[TASK DESCRIPTION] Look through the lines below; wherever the word "your" appears, copy that line.

[TASK INPUTS]
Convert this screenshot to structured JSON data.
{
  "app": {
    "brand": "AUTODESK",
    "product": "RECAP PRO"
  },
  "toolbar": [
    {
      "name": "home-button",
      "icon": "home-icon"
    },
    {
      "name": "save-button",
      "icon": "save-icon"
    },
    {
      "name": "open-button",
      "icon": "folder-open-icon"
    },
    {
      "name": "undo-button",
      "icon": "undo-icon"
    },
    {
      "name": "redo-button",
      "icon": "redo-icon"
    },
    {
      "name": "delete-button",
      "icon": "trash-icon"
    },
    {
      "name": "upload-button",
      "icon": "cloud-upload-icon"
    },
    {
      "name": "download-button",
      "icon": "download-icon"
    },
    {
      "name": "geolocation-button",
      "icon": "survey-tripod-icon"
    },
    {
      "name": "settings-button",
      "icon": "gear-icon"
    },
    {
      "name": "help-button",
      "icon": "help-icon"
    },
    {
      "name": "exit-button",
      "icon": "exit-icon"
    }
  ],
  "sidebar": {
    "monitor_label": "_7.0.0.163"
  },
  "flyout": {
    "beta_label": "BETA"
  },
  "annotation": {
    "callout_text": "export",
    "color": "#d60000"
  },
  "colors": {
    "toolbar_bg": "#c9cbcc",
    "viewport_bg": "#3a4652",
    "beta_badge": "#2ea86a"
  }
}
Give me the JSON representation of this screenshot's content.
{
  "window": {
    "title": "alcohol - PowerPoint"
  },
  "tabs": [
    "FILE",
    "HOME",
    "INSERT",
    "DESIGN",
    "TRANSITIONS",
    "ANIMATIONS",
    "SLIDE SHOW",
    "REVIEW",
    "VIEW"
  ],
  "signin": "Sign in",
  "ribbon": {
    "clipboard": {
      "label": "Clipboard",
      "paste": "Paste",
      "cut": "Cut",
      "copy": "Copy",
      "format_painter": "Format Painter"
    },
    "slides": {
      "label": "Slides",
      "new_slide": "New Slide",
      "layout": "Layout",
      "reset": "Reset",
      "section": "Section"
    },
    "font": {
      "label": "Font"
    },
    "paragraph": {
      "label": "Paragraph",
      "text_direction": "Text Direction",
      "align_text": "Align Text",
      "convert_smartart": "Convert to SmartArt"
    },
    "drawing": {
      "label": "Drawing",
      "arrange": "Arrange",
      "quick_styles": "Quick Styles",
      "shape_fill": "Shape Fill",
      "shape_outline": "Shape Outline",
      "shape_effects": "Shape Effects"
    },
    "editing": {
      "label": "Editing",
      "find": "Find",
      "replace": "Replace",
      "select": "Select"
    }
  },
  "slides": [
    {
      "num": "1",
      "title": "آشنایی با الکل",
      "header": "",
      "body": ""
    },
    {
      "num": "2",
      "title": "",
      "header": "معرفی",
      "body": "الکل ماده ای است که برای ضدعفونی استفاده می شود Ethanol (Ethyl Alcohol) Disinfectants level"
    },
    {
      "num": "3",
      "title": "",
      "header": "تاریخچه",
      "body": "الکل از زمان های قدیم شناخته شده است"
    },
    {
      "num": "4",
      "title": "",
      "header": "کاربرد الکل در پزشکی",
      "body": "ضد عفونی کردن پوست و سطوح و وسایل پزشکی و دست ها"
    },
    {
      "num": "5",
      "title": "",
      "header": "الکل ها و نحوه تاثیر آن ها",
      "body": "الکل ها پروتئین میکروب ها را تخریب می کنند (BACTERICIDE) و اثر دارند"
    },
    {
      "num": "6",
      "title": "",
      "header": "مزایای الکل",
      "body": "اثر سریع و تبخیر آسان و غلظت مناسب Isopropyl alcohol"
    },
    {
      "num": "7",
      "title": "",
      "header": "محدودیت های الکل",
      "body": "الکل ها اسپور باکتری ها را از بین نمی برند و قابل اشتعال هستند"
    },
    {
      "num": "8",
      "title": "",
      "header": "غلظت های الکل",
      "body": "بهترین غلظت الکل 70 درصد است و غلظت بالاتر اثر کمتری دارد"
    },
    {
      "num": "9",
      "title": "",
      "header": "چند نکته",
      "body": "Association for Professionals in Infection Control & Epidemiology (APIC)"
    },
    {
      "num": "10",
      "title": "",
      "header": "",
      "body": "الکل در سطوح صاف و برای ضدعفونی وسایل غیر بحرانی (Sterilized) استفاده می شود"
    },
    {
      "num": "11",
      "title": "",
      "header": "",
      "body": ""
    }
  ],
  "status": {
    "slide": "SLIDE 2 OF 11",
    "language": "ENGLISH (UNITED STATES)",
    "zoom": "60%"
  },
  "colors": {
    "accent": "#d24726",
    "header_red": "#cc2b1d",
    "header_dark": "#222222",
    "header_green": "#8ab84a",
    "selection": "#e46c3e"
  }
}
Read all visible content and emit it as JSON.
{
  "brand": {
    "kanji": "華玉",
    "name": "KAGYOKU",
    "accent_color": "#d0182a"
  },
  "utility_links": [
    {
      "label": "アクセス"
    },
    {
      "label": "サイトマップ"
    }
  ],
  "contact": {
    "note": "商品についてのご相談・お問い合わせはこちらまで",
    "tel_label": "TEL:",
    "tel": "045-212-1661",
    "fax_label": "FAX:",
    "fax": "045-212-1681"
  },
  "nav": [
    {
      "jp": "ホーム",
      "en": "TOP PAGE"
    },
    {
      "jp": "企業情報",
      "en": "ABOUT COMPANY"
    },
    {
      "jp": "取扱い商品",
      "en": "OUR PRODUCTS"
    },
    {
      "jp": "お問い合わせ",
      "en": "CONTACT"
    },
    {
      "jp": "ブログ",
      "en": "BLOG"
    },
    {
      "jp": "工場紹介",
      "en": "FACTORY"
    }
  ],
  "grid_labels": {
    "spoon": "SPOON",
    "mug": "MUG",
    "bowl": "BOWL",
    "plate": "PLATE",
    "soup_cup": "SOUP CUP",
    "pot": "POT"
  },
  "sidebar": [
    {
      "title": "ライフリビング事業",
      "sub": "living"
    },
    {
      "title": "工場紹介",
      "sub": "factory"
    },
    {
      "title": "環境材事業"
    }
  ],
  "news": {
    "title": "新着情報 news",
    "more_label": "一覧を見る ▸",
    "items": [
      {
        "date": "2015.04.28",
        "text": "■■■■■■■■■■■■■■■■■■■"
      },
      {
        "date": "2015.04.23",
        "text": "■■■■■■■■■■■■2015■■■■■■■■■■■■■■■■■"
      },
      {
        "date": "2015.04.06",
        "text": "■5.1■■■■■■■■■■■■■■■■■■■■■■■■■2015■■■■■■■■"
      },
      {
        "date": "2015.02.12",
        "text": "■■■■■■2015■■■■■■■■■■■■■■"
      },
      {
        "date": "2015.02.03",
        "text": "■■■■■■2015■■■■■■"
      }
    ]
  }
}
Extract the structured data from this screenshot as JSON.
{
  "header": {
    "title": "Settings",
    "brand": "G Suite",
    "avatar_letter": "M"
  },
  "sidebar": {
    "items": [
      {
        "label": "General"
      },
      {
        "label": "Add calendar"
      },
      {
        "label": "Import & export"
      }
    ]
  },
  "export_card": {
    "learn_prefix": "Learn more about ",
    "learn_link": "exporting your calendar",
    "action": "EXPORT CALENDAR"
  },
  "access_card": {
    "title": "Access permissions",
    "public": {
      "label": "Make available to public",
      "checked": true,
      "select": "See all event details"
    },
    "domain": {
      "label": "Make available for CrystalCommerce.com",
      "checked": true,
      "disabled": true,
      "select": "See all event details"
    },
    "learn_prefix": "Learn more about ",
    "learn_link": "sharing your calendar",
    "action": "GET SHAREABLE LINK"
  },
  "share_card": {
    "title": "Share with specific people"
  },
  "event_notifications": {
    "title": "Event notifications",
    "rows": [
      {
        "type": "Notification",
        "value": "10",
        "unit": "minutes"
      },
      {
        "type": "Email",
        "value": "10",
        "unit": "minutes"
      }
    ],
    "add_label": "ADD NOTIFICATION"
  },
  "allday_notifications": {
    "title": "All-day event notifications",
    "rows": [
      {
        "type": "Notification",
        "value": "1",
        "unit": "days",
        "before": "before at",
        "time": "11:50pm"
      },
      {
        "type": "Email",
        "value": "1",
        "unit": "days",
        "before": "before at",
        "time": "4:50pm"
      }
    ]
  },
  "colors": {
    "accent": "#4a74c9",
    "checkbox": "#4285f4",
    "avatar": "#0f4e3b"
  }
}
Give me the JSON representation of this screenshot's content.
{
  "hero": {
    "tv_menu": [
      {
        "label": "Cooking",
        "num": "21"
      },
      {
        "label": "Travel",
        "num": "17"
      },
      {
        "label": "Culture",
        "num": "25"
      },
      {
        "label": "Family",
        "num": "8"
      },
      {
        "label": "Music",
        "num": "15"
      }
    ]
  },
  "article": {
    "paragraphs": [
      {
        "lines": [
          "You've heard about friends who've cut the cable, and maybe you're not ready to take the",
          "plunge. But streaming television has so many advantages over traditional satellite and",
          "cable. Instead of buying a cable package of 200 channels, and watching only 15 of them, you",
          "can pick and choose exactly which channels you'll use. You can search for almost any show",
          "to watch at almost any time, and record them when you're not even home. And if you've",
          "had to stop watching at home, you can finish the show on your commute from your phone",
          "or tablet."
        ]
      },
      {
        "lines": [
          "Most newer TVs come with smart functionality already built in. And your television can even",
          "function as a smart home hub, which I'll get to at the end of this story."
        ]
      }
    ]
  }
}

[ANSWER TO THIS PROBLEM]
    "learn_link": "exporting your calendar",
    "learn_link": "sharing your calendar",
          "had to stop watching at home, you can finish the show on your commute from your phone",
          "Most newer TVs come with smart functionality already built in. And your television can even",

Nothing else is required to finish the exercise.